** Opening The data block **

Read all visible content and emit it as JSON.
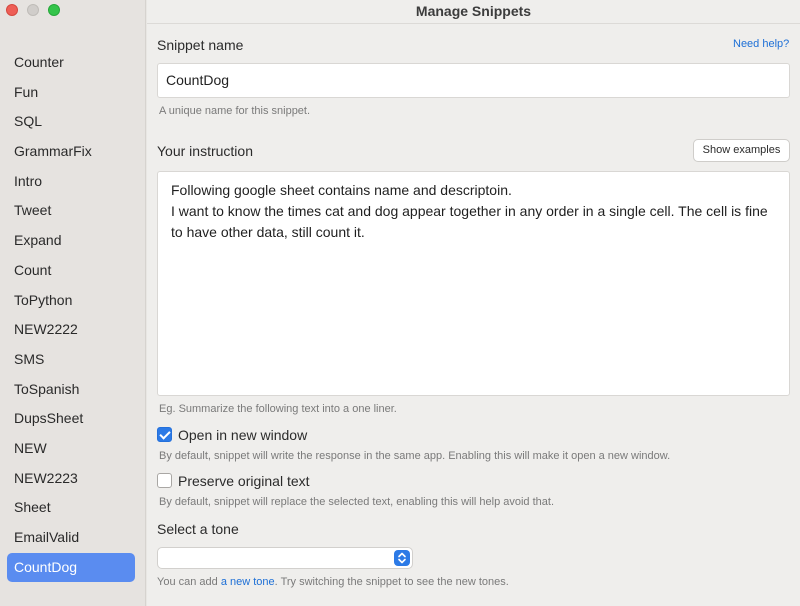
{
  "window": {
    "title": "Manage Snippets"
  },
  "sidebar": {
    "items": [
      {
        "label": "Counter",
        "active": false
      },
      {
        "label": "Fun",
        "active": false
      },
      {
        "label": "SQL",
        "active": false
      },
      {
        "label": "GrammarFix",
        "active": false
      },
      {
        "label": "Intro",
        "active": false
      },
      {
        "label": "Tweet",
        "active": false
      },
      {
        "label": "Expand",
        "active": false
      },
      {
        "label": "Count",
        "active": false
      },
      {
        "label": "ToPython",
        "active": false
      },
      {
        "label": "NEW2222",
        "active": false
      },
      {
        "label": "SMS",
        "active": false
      },
      {
        "label": "ToSpanish",
        "active": false
      },
      {
        "label": "DupsSheet",
        "active": false
      },
      {
        "label": "NEW",
        "active": false
      },
      {
        "label": "NEW2223",
        "active": false
      },
      {
        "label": "Sheet",
        "active": false
      },
      {
        "label": "EmailValid",
        "active": false
      },
      {
        "label": "CountDog",
        "active": true
      }
    ]
  },
  "form": {
    "name_label": "Snippet name",
    "need_help": "Need help?",
    "name_value": "CountDog",
    "name_hint": "A unique name for this snippet.",
    "instruction_label": "Your instruction",
    "show_examples": "Show examples",
    "instruction_value": "Following google sheet contains name and descriptoin.\nI want to know the times cat and dog appear together in any order in a single cell. The cell is fine to have other data, still count it.",
    "instruction_hint": "Eg. Summarize the following text into a one liner.",
    "open_new_window_label": "Open in new window",
    "open_new_window_checked": true,
    "open_new_window_hint": "By default, snippet will write the response in the same app. Enabling this will make it open a new window.",
    "preserve_label": "Preserve original text",
    "preserve_checked": false,
    "preserve_hint": "By default, snippet will replace the selected text, enabling this will help avoid that.",
    "tone_label": "Select a tone",
    "tone_value": "",
    "tone_hint_pre": "You can add ",
    "tone_hint_link": "a new tone",
    "tone_hint_post": ". Try switching the snippet to see the new tones."
  },
  "colors": {
    "accent": "#2c7ae6",
    "sidebar_selected": "#5a8cf0",
    "link": "#1d6fd6"
  }
}
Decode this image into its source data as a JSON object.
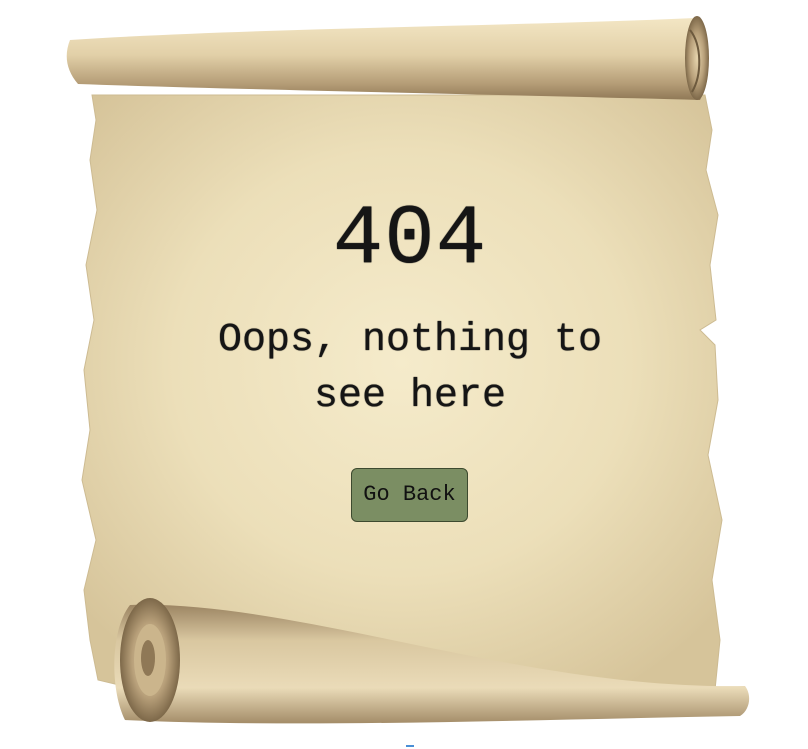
{
  "page": {
    "error_code": "404",
    "message": "Oops, nothing to see here",
    "back_button_label": "Go Back"
  },
  "colors": {
    "parchment": "#efe3c0",
    "parchment_edge": "#d8c9a0",
    "roll_light": "#e9dab6",
    "roll_dark": "#8a7454",
    "button_bg": "#7b8e63",
    "text": "#151515"
  }
}
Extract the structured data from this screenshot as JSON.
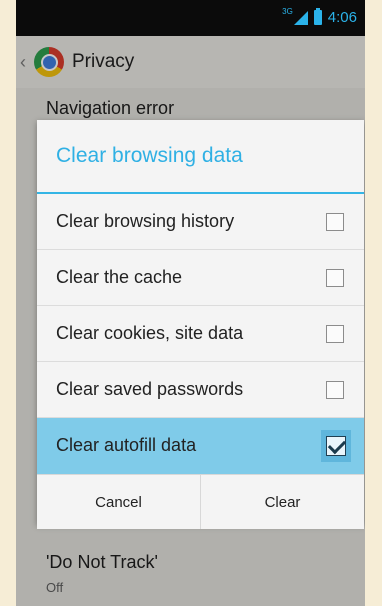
{
  "status": {
    "network": "3G",
    "time": "4:06"
  },
  "header": {
    "title": "Privacy"
  },
  "background_items": {
    "nav_error": "Navigation error",
    "dnt_title": "'Do Not Track'",
    "dnt_value": "Off"
  },
  "dialog": {
    "title": "Clear browsing data",
    "options": [
      {
        "label": "Clear browsing history",
        "checked": false
      },
      {
        "label": "Clear the cache",
        "checked": false
      },
      {
        "label": "Clear cookies, site data",
        "checked": false
      },
      {
        "label": "Clear saved passwords",
        "checked": false
      },
      {
        "label": "Clear autofill data",
        "checked": true
      }
    ],
    "cancel_label": "Cancel",
    "clear_label": "Clear"
  },
  "colors": {
    "accent": "#33b5e5",
    "selected_row": "#7fcbe9"
  },
  "icons": {
    "app_icon": "chrome-icon",
    "back": "back-caret-icon"
  }
}
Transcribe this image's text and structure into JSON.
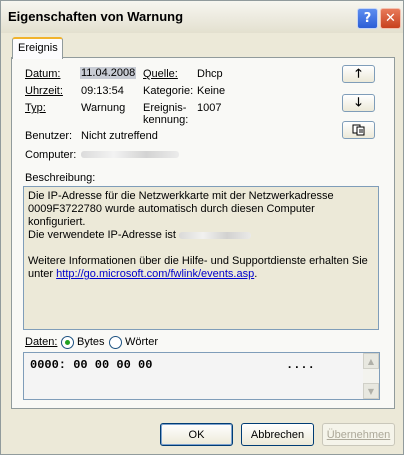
{
  "window": {
    "title": "Eigenschaften von Warnung",
    "help_glyph": "?",
    "close_glyph": "✕"
  },
  "tabs": [
    {
      "label": "Ereignis",
      "active": true
    }
  ],
  "event": {
    "date_label": "Datum:",
    "date": "11.04.2008",
    "time_label": "Uhrzeit:",
    "time": "09:13:54",
    "type_label": "Typ:",
    "type": "Warnung",
    "user_label": "Benutzer:",
    "user": "Nicht zutreffend",
    "computer_label": "Computer:",
    "source_label": "Quelle:",
    "source": "Dhcp",
    "category_label": "Kategorie:",
    "category": "Keine",
    "event_id_label_1": "Ereignis-",
    "event_id_label_2": "kennung:",
    "event_id": "1007"
  },
  "nav": {
    "up_icon": "arrow-up-icon",
    "down_icon": "arrow-down-icon",
    "copy_icon": "copy-icon"
  },
  "description": {
    "label": "Beschreibung:",
    "line1": "Die IP-Adresse für die Netzwerkkarte mit der Netzwerkadresse",
    "line2": "0009F3722780 wurde automatisch durch diesen Computer konfiguriert.",
    "line3": "Die verwendete IP-Adresse ist",
    "line4": "Weitere Informationen über die Hilfe- und Supportdienste erhalten Sie",
    "line5_prefix": "unter",
    "link": "http://go.microsoft.com/fwlink/events.asp",
    "line5_suffix": "."
  },
  "data": {
    "label": "Daten:",
    "bytes_label": "Bytes",
    "words_label": "Wörter",
    "selected": "bytes",
    "row": "0000: 00 00 00 00",
    "ascii": "...."
  },
  "buttons": {
    "ok": "OK",
    "cancel": "Abbrechen",
    "apply": "Übernehmen"
  },
  "colors": {
    "dialog_bg": "#ece9d8",
    "tab_highlight": "#f1b32d",
    "close_button": "#c7401e",
    "link": "#0000cc"
  }
}
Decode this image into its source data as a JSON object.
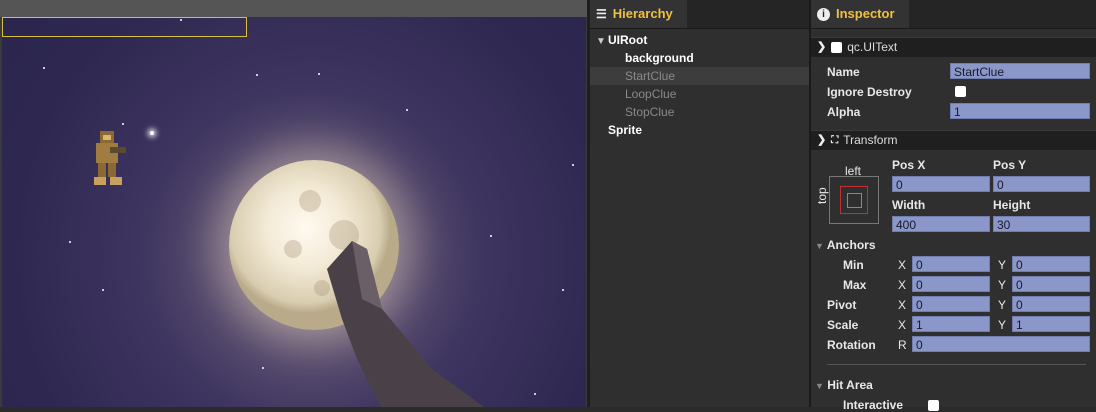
{
  "hierarchy": {
    "tab_label": "Hierarchy",
    "icon": "list-icon",
    "nodes": [
      {
        "label": "UIRoot"
      },
      {
        "label": "background"
      },
      {
        "label": "StartClue"
      },
      {
        "label": "LoopClue"
      },
      {
        "label": "StopClue"
      },
      {
        "label": "Sprite"
      }
    ]
  },
  "inspector": {
    "tab_label": "Inspector",
    "icon": "info-icon",
    "component": {
      "title": "qc.UIText",
      "name_label": "Name",
      "name_value": "StartClue",
      "ignore_destroy_label": "Ignore Destroy",
      "alpha_label": "Alpha",
      "alpha_value": "1"
    },
    "transform": {
      "title": "Transform",
      "anchor_left": "left",
      "anchor_top": "top",
      "posx_label": "Pos X",
      "posy_label": "Pos Y",
      "posx_value": "0",
      "posy_value": "0",
      "width_label": "Width",
      "height_label": "Height",
      "width_value": "400",
      "height_value": "30",
      "anchors_label": "Anchors",
      "min_label": "Min",
      "max_label": "Max",
      "pivot_label": "Pivot",
      "scale_label": "Scale",
      "rotation_label": "Rotation",
      "x_letter": "X",
      "y_letter": "Y",
      "r_letter": "R",
      "min_x": "0",
      "min_y": "0",
      "max_x": "0",
      "max_y": "0",
      "pivot_x": "0",
      "pivot_y": "0",
      "scale_x": "1",
      "scale_y": "1",
      "rotation_value": "0"
    },
    "hit_area": {
      "label": "Hit Area",
      "interactive_label": "Interactive"
    }
  }
}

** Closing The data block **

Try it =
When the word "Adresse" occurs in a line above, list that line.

Solution to this task =
    "line1": "Die IP-Adresse für die Netzwerkkarte mit der Netzwerkadresse",
    "line3": "Die verwendete IP-Adresse ist",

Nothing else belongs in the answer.